Legends say that St Kessog came from Ireland and established a monastery on the island of Inchtavannach. The name of Inchtavannach actually means monks island.
St Kessog founded the first church in Luss, but ten years after his arrival he was martyred, perhaps at Bandry, about a quarter mile south of the village.
When Robert the Bruce went into battle against the English at Bannockburn it was in the name of the blessed Kessog, and after his victory there he decreed a three-mile sanctuary around Luss.
When the Reformation came to the Luss area, the Catholics buried their treasures in a small mound for safe keeping — and then forgot about them!

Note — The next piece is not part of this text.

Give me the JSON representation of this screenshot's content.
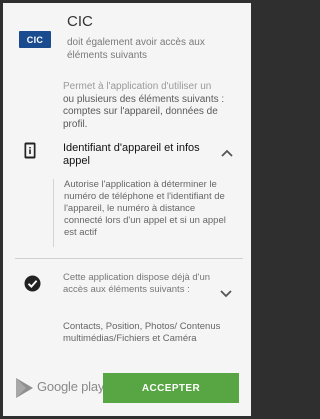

However when the army were building the first road up Loch Lomondside around 1750, they dug into this mound and unearthed the treasures, which are today in Luss Church.
They found a carved stone head now reckoned to be about 1,000 years old and of St Kessog; a medieval carved stone statue of a man in clerical garb, now also reckoned to be of St Kessog and probably about 500 years old; and a stone baptismal font, believed to be about 1,000 years old and still in use.
The Rev Dane Sherrard (pictured above), minister of Luss Parish Church, established the Luss Pilgrimage Centre several years ago to explain this history in much more detail. It is in the low building across the road from the church.
Mr Sherrard was also instrumental in having the bridge across the river rebuilt, providing access to the glebe where a cross has also been erected. A Pilgrim's path also circles the glebe.
The celebrations started on January 1, just after the stroke of midnight, with the ringing of a HM Submarines bell, borrowed from the Clyde Submarine Base at Faslane, from the ‘Hill of the Bell' on Inchtavannach.
On Sunday January 17 the Very Rev Dr John Cairns, a former Moderator of the Church of Scotland, preached at a special service in the church, and on January 31 the minister of Glasgow Cathedral, the Rev Dr Laurence Whitley preached at a service to mark the link between the church and the Cathedral.
In 1429 the Bishop of Glasgow, John Cameron, upgraded Luss Church to a prebend of his cathedral and appointed a vicar to administer the parish — a mark of the number of people who were visiting the village at that time as pilgrims. In return the church paid £3 a year to the cathedral, and this relationship lasted until the Reformation.
The special guest who preached on February 21 was the now retired Rev James H.Simpson, former chairman of the Church of Scotland General Trustees, who encouraged and assisted all the developments at the church this century. Also visiting in February for ten days were a party from Acadia University in Nova Scotia, Canada.
Intense preparations are underway for St Kessog's Day on Wednesday March 10, when a life-sized statue of the Saint will placed on the glebe and dedicated.
A special exhibition will be opened in the church's new heritage centre within the Pilgrimage Centre, and all round the wood-panelled room, the story of Kessog (left) will be told across medieval-style manuscripts and on eight flat screen monitors.
The church itself will be the venue for a multimedia exhibition highlighting important historical events in the life of the church and the village from St Kessog's time to the present day, and A new book, ‘Luss: The First Fifteen Hundred Years', by John Sinclair, will also be launched.
All the celebrations are being chronicled on the church's extensive and much-praised website, which is http://www.lussonline.net, and the story of St Kessog is told in an article in the Religion section in the Heritage area of this site.
- The photo of Mr Sherrard is by courtesy of the Helensburgh Advertiser.